No one acquainted with the periodic outrages committed by bad cops in Chicago and elsewhere can doubt that law enforcement personnel sometimes grossly abuse their powers. Crowley would not have been the first officer who was ever gratuitously belligerent or insulting.
But we can't really know whom to believe. Gates said he couldn't have screamed at the cop, because of a "bronchial infection." But a photo of Gates in handcuffs looks like a man yelling, not nursing his vocal cords. A neighbor who witnessed the incident told the Boston Herald, "When police asked him for ID, Gates started yelling, 'I'm a Harvard professor. … This is racial profiling.'"
Crowley, who teaches a police academy class on racial profiling, is an unlikely villain. On the other hand, it's hard to imagine the erudite literary scholar bellowing, as the cop said he did, "I'll speak with your mama outside."
Figuring out if Gates or Crowley was at fault, or if both were, is a task a jury hearing hours of testimony might find difficult. It's not something a man with Obama's responsibilities should waste his time on. But if he can't provide an informed opinion, he should do the cop and the public the favor of providing no opinion.
The Obama of the campaign knew the importance of being careful, deliberate and circumspect. After enduring a president who was often just the opposite, the American people also recognized those as valuable traits, and probably hope to see them again in this White House.

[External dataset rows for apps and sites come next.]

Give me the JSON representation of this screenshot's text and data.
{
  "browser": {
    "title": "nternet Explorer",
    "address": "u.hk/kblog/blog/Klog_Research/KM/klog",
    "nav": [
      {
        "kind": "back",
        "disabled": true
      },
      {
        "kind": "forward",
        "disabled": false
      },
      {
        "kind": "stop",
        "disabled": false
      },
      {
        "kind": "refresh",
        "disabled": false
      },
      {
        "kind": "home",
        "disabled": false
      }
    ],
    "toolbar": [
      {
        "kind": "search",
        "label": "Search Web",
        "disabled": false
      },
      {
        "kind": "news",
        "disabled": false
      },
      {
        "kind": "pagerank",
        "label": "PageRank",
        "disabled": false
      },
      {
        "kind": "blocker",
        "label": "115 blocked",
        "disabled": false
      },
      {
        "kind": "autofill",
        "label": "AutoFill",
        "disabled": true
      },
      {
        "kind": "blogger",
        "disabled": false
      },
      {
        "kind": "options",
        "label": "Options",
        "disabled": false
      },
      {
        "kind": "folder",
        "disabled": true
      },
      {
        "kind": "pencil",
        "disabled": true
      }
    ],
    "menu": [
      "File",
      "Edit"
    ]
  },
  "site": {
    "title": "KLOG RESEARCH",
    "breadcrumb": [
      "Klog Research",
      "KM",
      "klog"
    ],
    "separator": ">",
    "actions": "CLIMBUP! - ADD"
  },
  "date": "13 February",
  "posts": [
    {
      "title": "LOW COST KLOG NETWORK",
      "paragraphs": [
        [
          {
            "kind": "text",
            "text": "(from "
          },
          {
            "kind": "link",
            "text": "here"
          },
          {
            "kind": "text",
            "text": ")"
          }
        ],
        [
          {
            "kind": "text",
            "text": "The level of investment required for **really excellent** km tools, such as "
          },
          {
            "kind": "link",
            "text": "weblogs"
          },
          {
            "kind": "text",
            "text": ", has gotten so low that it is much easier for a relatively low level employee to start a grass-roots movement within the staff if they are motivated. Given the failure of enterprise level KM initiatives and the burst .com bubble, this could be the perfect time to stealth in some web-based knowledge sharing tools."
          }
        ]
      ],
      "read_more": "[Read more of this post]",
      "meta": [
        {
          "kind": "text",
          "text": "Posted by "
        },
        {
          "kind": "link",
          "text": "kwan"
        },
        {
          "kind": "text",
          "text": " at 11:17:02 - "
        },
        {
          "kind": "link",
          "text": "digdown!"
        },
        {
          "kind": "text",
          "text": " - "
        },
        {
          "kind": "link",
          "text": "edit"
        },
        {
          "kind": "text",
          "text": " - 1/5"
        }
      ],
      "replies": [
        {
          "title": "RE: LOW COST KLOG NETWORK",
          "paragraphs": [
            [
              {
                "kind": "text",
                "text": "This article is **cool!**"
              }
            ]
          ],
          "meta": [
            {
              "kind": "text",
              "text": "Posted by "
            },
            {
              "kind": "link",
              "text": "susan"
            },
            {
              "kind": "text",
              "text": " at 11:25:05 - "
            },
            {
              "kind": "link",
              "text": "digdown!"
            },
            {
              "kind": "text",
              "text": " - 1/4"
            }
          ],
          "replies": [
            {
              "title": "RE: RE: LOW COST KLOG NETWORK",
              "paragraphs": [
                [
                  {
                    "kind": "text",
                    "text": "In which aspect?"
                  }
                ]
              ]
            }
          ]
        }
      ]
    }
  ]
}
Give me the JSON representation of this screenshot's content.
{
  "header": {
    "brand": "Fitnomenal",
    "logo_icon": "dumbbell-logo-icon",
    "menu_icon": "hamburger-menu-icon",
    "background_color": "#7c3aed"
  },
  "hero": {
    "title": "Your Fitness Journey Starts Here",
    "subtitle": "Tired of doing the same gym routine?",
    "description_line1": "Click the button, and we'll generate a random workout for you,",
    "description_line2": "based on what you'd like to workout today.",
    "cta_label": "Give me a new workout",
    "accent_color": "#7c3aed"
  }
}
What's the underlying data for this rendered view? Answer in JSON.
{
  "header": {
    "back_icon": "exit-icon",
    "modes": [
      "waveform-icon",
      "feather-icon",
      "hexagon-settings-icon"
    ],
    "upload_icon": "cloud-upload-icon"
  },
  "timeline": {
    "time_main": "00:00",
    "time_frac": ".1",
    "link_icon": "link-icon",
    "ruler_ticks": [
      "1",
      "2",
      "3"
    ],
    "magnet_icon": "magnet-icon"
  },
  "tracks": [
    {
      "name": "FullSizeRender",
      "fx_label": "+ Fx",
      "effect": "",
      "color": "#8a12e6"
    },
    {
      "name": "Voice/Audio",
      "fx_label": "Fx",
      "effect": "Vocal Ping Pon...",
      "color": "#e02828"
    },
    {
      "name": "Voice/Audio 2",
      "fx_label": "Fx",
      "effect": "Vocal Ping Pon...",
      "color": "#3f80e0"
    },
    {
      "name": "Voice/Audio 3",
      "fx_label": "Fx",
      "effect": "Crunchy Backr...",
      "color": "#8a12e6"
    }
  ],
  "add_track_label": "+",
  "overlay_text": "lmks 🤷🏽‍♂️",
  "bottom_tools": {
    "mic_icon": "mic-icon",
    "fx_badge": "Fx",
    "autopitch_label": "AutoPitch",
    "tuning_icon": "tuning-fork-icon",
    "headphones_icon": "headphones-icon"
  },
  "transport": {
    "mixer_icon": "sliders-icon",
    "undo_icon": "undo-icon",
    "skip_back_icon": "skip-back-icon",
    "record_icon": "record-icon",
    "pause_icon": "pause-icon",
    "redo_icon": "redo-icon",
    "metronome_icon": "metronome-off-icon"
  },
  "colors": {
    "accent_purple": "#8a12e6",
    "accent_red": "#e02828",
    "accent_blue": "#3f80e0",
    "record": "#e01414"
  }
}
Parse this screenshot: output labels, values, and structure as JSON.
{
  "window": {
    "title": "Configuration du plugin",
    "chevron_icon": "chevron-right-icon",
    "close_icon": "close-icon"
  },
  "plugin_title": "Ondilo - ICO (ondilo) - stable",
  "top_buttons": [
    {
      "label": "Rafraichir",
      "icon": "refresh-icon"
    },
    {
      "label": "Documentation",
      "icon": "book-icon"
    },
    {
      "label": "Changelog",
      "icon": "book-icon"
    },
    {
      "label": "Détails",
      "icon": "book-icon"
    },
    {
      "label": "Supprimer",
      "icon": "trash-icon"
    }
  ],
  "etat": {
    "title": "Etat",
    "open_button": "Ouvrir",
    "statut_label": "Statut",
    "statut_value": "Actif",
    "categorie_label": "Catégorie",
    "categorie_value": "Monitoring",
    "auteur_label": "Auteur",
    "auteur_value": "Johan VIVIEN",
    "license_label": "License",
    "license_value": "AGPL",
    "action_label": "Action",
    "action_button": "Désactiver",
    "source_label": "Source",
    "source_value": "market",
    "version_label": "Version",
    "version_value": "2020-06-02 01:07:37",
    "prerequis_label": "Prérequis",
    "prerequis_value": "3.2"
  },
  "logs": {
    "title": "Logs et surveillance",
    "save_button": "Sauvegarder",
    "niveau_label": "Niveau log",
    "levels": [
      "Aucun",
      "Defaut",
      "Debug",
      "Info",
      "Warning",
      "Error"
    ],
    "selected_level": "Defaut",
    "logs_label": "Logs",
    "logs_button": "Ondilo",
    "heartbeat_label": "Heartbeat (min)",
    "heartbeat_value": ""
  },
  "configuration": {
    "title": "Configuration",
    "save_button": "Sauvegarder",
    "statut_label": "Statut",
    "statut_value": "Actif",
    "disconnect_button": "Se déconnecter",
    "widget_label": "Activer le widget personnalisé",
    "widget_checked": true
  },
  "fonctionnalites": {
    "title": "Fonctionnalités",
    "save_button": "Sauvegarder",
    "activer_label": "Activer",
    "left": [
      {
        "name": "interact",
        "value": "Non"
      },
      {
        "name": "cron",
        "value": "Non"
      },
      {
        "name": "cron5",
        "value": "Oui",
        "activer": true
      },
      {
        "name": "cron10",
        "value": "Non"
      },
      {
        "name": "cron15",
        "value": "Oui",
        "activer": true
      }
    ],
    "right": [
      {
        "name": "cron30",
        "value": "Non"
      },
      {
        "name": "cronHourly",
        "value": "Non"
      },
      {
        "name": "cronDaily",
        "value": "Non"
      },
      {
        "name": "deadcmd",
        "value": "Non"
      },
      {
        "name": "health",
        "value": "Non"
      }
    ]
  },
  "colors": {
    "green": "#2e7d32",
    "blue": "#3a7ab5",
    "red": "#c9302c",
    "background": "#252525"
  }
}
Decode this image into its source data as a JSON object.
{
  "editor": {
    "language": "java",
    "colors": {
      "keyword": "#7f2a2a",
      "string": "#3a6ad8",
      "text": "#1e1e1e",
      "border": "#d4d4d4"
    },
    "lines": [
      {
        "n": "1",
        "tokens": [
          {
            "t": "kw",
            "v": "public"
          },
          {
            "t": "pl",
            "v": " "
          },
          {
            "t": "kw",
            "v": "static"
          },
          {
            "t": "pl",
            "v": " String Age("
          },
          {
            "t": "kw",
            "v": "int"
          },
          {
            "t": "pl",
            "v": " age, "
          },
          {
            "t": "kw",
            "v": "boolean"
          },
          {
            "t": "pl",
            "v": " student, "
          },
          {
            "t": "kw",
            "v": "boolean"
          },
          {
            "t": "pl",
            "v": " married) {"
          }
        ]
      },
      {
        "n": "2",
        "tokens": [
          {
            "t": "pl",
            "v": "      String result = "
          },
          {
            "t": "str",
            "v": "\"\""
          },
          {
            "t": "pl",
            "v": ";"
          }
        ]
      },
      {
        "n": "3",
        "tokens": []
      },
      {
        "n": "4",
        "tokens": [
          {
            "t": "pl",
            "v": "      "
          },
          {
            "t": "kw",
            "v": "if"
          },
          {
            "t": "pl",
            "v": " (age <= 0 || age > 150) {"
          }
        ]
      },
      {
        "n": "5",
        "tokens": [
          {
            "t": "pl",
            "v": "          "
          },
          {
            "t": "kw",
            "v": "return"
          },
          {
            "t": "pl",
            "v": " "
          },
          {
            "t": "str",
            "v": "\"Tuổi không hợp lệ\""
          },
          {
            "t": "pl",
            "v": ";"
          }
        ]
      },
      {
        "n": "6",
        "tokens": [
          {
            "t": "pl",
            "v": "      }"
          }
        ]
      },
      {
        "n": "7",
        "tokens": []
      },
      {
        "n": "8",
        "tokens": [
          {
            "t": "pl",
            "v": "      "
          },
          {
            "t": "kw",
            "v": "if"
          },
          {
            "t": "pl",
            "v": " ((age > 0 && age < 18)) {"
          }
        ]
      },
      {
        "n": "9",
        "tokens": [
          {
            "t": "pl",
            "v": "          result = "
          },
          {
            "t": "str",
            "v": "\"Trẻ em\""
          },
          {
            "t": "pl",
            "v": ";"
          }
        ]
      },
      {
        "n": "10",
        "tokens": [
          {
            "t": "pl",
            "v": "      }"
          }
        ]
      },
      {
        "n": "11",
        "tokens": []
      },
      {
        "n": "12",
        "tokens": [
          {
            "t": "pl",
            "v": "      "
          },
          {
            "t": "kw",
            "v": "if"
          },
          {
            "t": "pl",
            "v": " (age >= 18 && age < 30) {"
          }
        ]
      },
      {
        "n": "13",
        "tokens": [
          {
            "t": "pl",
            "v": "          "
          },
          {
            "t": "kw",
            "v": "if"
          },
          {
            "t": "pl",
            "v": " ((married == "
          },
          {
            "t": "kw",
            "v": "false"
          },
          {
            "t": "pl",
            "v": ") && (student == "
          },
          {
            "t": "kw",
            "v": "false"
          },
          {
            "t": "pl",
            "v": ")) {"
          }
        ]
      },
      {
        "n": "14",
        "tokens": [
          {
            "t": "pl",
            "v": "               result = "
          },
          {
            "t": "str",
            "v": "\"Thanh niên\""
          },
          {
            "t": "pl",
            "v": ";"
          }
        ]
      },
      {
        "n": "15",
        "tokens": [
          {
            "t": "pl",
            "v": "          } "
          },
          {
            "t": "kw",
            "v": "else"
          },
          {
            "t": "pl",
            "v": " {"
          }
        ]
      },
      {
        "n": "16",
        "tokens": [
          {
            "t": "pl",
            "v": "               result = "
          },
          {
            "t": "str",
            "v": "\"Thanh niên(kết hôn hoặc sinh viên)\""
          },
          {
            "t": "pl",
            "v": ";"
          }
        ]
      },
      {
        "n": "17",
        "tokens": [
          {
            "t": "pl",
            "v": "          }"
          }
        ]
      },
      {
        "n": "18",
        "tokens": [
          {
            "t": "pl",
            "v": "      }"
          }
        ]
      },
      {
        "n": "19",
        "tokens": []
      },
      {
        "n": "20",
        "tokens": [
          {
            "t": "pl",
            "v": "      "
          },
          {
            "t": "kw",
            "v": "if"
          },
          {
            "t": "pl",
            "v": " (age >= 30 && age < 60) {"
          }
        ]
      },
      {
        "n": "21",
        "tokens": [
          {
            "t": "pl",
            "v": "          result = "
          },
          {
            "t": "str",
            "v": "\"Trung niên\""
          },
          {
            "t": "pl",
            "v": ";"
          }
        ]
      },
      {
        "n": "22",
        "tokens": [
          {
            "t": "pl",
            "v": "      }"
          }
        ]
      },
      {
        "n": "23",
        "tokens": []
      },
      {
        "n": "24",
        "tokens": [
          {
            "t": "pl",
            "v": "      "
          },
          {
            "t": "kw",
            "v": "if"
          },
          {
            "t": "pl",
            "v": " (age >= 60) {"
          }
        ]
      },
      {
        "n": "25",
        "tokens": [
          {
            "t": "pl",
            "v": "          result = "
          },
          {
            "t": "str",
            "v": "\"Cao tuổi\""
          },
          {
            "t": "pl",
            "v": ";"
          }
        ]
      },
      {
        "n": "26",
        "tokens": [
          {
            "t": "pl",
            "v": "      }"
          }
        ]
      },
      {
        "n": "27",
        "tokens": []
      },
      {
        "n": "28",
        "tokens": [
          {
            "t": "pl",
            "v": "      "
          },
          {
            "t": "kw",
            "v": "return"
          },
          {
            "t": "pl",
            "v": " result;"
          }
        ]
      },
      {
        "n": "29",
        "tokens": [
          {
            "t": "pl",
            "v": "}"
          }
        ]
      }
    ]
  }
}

Press secretary Robert Gibbs ridiculed the notion that Obama has the option in "nationally televised news conferences to pass on questions like it was a game show." But Friday Gibbs said the president regretted fueling a distraction.
He ought to. Fueling distractions is the job of TV pundits. And in the future Obama might draw on the wisdom of a predecessor, Calvin Coolidge, who attested, "I have never been hurt by anything I didn't say."